  7. 7. Journal of Education and Practice www.iiste.orgISSN 2222-1735 (Paper) ISSN 2222-288X (Online)Vol.4, No.10, 201337References1. MacKian S. A review of health seeking behaviour: problems and prospects. University of Manchester: HealthSystems Development Programme. 2001.2. Walker SN, Sechrist KR, Pender NJ. The Health-Promoting Lifestyle Profile: development and psychometriccharacteristics. Nurs Res. 1987;36(2):76-81.3. Mosby’s Medical Dictionary8ed: Mosby/Elsevier; 2009.4. Frank E, Brogan DJ, Mokdad AH, Simoes EJ, Kahn HS, Greenberg RS. Health-related behaviors of womenphysicians vs other women in the United States. Arch Intern Med. 1998;158(4):342-8.5. Bazargan M, Makar M, Bazargan-Hejazi S, Ani C, Wolf KE. Preventive, lifestyle, and personal healthbehaviors among physicians.

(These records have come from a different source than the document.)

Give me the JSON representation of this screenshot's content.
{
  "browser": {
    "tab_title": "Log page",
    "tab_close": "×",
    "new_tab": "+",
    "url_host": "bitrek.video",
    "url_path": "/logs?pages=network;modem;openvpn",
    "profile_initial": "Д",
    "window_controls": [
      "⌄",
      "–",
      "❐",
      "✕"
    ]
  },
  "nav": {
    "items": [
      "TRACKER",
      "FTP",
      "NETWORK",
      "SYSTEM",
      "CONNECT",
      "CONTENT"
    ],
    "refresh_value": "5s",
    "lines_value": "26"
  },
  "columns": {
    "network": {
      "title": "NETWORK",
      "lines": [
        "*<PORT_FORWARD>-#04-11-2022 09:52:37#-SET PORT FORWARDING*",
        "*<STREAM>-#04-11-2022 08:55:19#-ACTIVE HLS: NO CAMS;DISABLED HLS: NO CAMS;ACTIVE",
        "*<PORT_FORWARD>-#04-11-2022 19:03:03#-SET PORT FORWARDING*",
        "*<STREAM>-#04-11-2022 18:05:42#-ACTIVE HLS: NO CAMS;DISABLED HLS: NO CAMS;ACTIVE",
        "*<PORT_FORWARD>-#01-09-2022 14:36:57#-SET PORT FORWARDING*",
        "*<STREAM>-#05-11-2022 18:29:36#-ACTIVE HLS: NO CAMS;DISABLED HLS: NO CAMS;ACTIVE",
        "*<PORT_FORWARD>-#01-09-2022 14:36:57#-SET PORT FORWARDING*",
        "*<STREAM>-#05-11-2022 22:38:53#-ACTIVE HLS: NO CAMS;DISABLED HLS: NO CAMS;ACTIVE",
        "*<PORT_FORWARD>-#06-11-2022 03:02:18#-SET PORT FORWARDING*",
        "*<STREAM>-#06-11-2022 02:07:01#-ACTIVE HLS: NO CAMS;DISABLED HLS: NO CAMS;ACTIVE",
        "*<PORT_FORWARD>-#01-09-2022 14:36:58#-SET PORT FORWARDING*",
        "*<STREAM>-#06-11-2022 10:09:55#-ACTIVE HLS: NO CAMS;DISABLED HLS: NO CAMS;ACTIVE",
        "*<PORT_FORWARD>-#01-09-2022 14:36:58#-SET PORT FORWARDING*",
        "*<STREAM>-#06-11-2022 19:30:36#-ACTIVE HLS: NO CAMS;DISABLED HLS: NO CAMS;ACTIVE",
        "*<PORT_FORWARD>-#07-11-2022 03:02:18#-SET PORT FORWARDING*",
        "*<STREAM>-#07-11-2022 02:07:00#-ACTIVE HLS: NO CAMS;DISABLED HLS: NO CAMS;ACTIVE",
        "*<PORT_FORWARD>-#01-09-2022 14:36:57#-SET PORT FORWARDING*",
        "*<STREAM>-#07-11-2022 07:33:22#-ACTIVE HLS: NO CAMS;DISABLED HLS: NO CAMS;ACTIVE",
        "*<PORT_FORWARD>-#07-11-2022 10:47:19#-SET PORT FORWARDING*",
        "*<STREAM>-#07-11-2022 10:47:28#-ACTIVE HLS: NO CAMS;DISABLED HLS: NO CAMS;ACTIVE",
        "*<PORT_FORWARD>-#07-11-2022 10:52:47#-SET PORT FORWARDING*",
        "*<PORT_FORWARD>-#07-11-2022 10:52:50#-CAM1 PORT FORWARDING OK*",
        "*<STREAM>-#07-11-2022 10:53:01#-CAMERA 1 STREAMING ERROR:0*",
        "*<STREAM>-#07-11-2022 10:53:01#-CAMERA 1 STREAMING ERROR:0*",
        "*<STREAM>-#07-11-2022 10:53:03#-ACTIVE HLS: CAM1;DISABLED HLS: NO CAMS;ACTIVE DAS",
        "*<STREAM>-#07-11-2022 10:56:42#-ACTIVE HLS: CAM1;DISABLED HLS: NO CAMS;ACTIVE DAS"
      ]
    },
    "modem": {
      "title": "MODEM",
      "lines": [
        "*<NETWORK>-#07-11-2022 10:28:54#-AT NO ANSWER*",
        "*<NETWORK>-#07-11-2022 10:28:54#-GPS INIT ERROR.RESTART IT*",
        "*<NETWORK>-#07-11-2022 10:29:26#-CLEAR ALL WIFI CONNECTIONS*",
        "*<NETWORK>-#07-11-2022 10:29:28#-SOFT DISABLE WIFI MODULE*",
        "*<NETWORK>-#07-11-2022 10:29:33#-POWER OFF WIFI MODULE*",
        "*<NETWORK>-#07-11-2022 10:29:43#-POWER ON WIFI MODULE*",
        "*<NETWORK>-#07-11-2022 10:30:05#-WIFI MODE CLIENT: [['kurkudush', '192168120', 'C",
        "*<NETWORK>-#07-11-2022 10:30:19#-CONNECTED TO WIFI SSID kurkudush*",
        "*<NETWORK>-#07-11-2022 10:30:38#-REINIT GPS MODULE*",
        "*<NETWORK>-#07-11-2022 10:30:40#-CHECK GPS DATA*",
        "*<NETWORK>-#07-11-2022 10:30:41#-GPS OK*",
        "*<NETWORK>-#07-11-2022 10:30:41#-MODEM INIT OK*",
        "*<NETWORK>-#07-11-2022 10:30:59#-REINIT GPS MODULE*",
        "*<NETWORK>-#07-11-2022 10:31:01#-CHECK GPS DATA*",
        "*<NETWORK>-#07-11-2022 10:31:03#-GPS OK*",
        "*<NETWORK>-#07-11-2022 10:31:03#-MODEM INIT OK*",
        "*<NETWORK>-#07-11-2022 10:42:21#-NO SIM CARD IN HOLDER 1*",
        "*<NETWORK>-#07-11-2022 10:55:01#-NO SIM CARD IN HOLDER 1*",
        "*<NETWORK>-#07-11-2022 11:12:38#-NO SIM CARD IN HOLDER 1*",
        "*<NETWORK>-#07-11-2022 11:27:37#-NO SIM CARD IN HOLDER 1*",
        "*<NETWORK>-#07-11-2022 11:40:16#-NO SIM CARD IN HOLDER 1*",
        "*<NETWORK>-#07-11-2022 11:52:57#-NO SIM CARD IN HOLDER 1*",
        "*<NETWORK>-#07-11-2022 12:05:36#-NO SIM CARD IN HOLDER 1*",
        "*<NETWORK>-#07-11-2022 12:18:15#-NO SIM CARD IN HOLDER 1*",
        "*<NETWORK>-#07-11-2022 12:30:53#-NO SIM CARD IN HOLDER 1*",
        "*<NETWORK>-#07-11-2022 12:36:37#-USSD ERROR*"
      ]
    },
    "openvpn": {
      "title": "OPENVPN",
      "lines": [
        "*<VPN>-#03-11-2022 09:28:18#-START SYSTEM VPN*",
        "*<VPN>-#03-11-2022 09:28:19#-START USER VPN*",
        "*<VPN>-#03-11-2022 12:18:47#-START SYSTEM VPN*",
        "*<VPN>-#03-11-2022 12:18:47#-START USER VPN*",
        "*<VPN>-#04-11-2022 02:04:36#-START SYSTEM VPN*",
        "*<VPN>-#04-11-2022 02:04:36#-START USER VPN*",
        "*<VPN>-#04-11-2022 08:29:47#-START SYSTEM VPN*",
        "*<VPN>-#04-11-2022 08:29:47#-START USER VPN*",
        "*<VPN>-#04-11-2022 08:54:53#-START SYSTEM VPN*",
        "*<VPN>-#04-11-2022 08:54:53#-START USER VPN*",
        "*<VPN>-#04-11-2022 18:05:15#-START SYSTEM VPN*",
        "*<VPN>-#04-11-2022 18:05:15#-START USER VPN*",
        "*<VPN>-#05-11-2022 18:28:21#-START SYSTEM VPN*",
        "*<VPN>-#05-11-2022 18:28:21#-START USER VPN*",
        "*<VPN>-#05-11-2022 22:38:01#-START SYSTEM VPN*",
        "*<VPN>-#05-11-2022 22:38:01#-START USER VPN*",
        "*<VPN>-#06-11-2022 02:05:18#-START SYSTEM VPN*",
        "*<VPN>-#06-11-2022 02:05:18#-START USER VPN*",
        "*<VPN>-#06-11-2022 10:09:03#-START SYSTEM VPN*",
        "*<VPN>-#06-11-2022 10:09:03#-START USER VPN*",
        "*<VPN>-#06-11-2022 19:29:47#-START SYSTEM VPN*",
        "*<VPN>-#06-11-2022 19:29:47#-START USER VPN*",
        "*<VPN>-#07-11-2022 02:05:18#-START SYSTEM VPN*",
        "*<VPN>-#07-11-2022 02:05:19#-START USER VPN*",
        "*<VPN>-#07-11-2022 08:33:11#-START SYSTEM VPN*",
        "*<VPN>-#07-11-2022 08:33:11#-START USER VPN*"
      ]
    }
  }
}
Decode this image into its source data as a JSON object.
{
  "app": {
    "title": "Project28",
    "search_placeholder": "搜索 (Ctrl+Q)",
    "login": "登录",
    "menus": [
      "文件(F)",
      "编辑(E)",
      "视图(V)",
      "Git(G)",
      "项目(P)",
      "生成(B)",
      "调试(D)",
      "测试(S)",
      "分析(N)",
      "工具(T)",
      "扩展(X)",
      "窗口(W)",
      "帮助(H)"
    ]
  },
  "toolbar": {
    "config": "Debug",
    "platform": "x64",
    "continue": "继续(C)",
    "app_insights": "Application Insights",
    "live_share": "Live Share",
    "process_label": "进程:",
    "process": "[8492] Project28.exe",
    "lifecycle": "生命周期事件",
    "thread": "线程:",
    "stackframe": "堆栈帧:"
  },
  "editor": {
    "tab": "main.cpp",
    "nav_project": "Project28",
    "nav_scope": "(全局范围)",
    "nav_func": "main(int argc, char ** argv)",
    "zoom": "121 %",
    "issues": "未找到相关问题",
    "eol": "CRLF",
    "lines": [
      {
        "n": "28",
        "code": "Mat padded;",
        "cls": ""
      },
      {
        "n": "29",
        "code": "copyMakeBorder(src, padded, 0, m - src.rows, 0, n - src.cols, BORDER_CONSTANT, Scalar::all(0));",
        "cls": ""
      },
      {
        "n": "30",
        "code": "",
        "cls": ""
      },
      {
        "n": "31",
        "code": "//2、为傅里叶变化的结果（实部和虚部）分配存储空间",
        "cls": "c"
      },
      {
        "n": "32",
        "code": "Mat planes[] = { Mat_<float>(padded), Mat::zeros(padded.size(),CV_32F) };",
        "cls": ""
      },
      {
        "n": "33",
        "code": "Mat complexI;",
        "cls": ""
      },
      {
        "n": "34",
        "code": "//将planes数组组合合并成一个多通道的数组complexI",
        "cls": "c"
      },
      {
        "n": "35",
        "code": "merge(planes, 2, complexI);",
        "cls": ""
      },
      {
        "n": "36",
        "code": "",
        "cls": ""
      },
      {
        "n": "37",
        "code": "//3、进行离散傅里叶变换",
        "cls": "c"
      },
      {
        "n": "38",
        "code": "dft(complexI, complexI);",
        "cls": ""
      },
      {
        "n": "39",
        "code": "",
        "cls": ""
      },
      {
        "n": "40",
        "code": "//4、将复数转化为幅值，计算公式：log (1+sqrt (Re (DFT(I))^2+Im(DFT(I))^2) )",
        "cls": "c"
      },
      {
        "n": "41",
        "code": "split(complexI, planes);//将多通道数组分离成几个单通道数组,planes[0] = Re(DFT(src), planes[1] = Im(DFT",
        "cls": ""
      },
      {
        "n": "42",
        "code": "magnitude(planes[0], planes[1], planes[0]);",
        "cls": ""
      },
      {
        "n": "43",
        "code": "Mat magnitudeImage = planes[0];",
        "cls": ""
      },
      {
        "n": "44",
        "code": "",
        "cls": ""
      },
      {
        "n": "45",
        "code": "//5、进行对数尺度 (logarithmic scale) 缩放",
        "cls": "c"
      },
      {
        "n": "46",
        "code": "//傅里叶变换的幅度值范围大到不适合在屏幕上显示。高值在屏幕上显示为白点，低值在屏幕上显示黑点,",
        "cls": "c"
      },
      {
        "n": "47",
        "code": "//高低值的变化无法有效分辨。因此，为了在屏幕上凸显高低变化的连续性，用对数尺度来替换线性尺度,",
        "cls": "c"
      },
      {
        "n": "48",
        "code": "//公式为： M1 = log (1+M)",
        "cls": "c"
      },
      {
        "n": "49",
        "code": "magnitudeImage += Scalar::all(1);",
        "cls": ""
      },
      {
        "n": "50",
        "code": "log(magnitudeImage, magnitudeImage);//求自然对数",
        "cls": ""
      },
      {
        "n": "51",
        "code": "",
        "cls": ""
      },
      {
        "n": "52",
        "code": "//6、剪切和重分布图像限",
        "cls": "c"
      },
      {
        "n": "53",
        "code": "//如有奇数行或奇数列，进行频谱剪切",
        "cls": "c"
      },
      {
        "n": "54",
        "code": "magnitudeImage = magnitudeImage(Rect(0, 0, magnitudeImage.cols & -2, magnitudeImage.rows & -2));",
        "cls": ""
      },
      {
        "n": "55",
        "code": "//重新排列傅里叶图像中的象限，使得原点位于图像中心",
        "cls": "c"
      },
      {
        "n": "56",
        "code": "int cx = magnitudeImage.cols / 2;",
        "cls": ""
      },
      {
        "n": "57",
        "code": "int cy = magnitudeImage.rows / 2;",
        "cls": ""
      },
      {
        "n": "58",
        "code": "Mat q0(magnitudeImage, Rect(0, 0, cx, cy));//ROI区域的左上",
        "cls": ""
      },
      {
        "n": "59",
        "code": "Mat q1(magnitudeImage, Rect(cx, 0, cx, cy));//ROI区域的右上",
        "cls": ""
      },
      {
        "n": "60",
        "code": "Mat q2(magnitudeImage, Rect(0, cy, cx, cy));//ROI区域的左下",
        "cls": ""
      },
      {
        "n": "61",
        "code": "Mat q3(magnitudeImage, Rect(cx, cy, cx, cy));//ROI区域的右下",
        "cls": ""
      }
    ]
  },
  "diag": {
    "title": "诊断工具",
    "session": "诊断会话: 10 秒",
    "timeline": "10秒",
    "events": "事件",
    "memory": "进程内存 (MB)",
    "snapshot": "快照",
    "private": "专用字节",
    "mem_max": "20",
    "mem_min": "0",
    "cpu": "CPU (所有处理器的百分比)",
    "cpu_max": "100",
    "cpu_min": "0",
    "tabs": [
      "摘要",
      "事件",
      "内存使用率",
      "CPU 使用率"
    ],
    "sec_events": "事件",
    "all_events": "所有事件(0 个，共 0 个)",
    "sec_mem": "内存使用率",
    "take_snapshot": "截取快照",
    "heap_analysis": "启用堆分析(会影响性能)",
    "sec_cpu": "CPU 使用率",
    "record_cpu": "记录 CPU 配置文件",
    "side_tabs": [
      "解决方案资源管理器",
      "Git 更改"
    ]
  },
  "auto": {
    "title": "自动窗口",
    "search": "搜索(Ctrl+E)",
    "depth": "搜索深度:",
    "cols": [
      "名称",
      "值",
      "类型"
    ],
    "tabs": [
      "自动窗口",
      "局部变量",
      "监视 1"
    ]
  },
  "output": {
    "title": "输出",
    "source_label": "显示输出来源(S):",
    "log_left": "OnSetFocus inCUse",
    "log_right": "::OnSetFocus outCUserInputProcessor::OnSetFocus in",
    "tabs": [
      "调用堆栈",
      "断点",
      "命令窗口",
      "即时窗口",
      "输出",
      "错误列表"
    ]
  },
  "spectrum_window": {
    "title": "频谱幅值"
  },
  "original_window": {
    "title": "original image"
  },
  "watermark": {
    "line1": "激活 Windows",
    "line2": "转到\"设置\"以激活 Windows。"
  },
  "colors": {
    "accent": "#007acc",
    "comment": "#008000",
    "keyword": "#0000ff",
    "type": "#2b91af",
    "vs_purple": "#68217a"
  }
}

Acad Psychiatry. 2009;33(4):289-95. doi:33/4/289 [pii]10.1176/appi.ap. Richards JG. The health and health practices of doctors and their families. N Z Med J. 1999;112(1084):96-9.7. Hull SK, DiLalla LF, Dorsey JK. Prevalence of health-related behaviors among physicians and medicaltrainees. Acad Psychiatry. 2008;32(1):31-8. doi:32/1/31 [pii]10.1176/appi.ap. Al-Kandari F, Vidal VL. Correlation of the health-promoting lifestyle, enrollment level, and academicperformance of College of Nursing students in Kuwait. Nurs Health Sci. 2007;9(2):112-9. doi:NHS311 [pii]10.1111/j.1442-2018.2007.00311.x.9. Boyd M. Level of wellness of nursing students. Health Values. 1988;12(5):14-20.10. Dittmar SS, Haughey BP, OShea RM, Brasure J. Health practices of nursing students: a survey. HealthValues. 1989;13(2):24-31.11. Clement M, Jankowski LW, Bouchard L, Perreault M, Lepage Y. Health behaviors of nursing students: alongitudinal study. J Nurs Educ. 2002;41(6):257-65.12. Bektas M, Malak AT, Yumer AS, Korkmaz M, Ozkan A. Turkish university students nutritional habitsregarding cancer prevention and healthy lifestyles. Asian Pac J Cancer Prev. 2010;11(5):1347-50.13. Najem GR, Passannante MR, Foster JD. Health risk factors and health promoting behavior of medical, dentaland nursing students. J Clin Epidemiol. 1995;48(6):841-9. doi:0895-4356(94)00193-T [pii].14. Adderley-Kelly B, Green PM. Health behaviors of undergraduate African American nursing students. ABNFJ. 2000;11(1):7-12.15. Haddad L, Kane D, Rajacich D, Cameron S, Al-Maaitah R. A comparison of health practices of Canadianand Jordanian nursing students. Public Health Nurs. 2004;21(1):85-90. doi:21112 [pii].16. Weiss NS. Breast cancer mortality in relation to clinical breast examination and breast self-examination.Breast J. 2003;9 Suppl 2:S86-9. doi:2009 [pii].17. Alsaif AA. Breast self-examination among Saudi female nursing students in Saudi Arabia. Saudi Med J.2004;25(11):1574-8. doi:20040266 [pii].18. Memis S, Balkaya NA, Demirkiran F. Knowledge, attitudes, and behaviors of nursing and midwiferystudents regarding breast self-examination in Turkey. Oncol Nurs Forum. 2009;36(1):E39-46.doi:N35321735383801Q [pii]10.1188/09.ONF.E39-E46.19. Chen JY, Tse EY, Lam TP, Li DK, Chao DV, Kwan CW. Doctors personal health care choices: a cross-sectional survey in a mixed public/private setting. BMC Public Health. 2008;8:183. doi:1471-2458-8-183[pii]10.1186/1471-2458-8-183.